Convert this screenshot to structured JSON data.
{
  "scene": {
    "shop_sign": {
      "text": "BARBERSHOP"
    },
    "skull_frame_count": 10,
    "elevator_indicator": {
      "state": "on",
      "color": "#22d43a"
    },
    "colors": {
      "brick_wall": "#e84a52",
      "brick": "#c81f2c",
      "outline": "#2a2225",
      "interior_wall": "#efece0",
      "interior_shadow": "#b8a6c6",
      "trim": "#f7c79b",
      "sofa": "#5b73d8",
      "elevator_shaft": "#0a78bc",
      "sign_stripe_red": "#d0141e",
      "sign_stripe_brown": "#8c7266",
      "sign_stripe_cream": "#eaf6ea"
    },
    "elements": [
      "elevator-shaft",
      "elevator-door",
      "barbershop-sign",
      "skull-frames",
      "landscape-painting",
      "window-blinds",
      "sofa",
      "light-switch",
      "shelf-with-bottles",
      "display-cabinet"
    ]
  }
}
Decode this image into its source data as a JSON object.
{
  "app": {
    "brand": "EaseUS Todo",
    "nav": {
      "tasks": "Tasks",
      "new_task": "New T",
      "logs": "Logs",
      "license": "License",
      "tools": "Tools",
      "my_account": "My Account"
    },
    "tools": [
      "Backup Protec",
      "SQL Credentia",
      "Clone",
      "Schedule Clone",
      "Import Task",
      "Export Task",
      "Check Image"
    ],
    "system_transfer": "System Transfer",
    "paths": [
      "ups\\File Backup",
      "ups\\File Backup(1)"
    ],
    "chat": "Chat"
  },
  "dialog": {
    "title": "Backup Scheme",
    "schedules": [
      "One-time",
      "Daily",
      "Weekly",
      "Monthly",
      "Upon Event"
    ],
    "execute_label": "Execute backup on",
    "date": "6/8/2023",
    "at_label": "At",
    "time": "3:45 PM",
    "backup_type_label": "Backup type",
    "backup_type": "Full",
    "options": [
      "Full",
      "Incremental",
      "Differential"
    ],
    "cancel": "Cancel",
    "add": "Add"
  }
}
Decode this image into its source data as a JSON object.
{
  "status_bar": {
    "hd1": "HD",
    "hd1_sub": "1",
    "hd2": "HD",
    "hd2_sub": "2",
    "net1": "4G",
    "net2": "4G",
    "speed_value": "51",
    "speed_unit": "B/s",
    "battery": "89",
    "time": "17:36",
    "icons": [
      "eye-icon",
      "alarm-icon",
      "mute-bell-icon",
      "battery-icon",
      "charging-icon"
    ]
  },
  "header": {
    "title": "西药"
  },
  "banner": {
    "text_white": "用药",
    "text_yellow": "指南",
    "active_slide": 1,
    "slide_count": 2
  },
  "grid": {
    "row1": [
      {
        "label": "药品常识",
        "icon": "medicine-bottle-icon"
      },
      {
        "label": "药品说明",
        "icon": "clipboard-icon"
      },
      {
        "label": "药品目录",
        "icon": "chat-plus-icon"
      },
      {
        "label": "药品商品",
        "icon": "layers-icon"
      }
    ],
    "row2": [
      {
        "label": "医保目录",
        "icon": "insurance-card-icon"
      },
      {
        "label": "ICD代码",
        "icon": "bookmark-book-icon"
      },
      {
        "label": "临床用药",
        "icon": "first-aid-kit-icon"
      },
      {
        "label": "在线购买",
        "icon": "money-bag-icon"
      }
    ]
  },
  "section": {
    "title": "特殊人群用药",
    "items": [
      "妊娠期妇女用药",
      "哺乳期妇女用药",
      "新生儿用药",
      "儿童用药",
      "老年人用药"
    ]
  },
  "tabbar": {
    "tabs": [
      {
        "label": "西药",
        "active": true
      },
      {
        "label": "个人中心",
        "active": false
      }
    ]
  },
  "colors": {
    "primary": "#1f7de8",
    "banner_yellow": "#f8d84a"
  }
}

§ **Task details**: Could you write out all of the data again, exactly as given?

§ **Response to this exercise**:
Convert this screenshot to structured JSON data.
{
  "scene": {
    "shop_sign": {
      "text": "BARBERSHOP"
    },
    "skull_frame_count": 10,
    "elevator_indicator": {
      "state": "on",
      "color": "#22d43a"
    },
    "colors": {
      "brick_wall": "#e84a52",
      "brick": "#c81f2c",
      "outline": "#2a2225",
      "interior_wall": "#efece0",
      "interior_shadow": "#b8a6c6",
      "trim": "#f7c79b",
      "sofa": "#5b73d8",
      "elevator_shaft": "#0a78bc",
      "sign_stripe_red": "#d0141e",
      "sign_stripe_brown": "#8c7266",
      "sign_stripe_cream": "#eaf6ea"
    },
    "elements": [
      "elevator-shaft",
      "elevator-door",
      "barbershop-sign",
      "skull-frames",
      "landscape-painting",
      "window-blinds",
      "sofa",
      "light-switch",
      "shelf-with-bottles",
      "display-cabinet"
    ]
  }
}
Decode this image into its source data as a JSON object.
{
  "app": {
    "brand": "EaseUS Todo",
    "nav": {
      "tasks": "Tasks",
      "new_task": "New T",
      "logs": "Logs",
      "license": "License",
      "tools": "Tools",
      "my_account": "My Account"
    },
    "tools": [
      "Backup Protec",
      "SQL Credentia",
      "Clone",
      "Schedule Clone",
      "Import Task",
      "Export Task",
      "Check Image"
    ],
    "system_transfer": "System Transfer",
    "paths": [
      "ups\\File Backup",
      "ups\\File Backup(1)"
    ],
    "chat": "Chat"
  },
  "dialog": {
    "title": "Backup Scheme",
    "schedules": [
      "One-time",
      "Daily",
      "Weekly",
      "Monthly",
      "Upon Event"
    ],
    "execute_label": "Execute backup on",
    "date": "6/8/2023",
    "at_label": "At",
    "time": "3:45 PM",
    "backup_type_label": "Backup type",
    "backup_type": "Full",
    "options": [
      "Full",
      "Incremental",
      "Differential"
    ],
    "cancel": "Cancel",
    "add": "Add"
  }
}
Decode this image into its source data as a JSON object.
{
  "status_bar": {
    "hd1": "HD",
    "hd1_sub": "1",
    "hd2": "HD",
    "hd2_sub": "2",
    "net1": "4G",
    "net2": "4G",
    "speed_value": "51",
    "speed_unit": "B/s",
    "battery": "89",
    "time": "17:36",
    "icons": [
      "eye-icon",
      "alarm-icon",
      "mute-bell-icon",
      "battery-icon",
      "charging-icon"
    ]
  },
  "header": {
    "title": "西药"
  },
  "banner": {
    "text_white": "用药",
    "text_yellow": "指南",
    "active_slide": 1,
    "slide_count": 2
  },
  "grid": {
    "row1": [
      {
        "label": "药品常识",
        "icon": "medicine-bottle-icon"
      },
      {
        "label": "药品说明",
        "icon": "clipboard-icon"
      },
      {
        "label": "药品目录",
        "icon": "chat-plus-icon"
      },
      {
        "label": "药品商品",
        "icon": "layers-icon"
      }
    ],
    "row2": [
      {
        "label": "医保目录",
        "icon": "insurance-card-icon"
      },
      {
        "label": "ICD代码",
        "icon": "bookmark-book-icon"
      },
      {
        "label": "临床用药",
        "icon": "first-aid-kit-icon"
      },
      {
        "label": "在线购买",
        "icon": "money-bag-icon"
      }
    ]
  },
  "section": {
    "title": "特殊人群用药",
    "items": [
      "妊娠期妇女用药",
      "哺乳期妇女用药",
      "新生儿用药",
      "儿童用药",
      "老年人用药"
    ]
  },
  "tabbar": {
    "tabs": [
      {
        "label": "西药",
        "active": true
      },
      {
        "label": "个人中心",
        "active": false
      }
    ]
  },
  "colors": {
    "primary": "#1f7de8",
    "banner_yellow": "#f8d84a"
  }
}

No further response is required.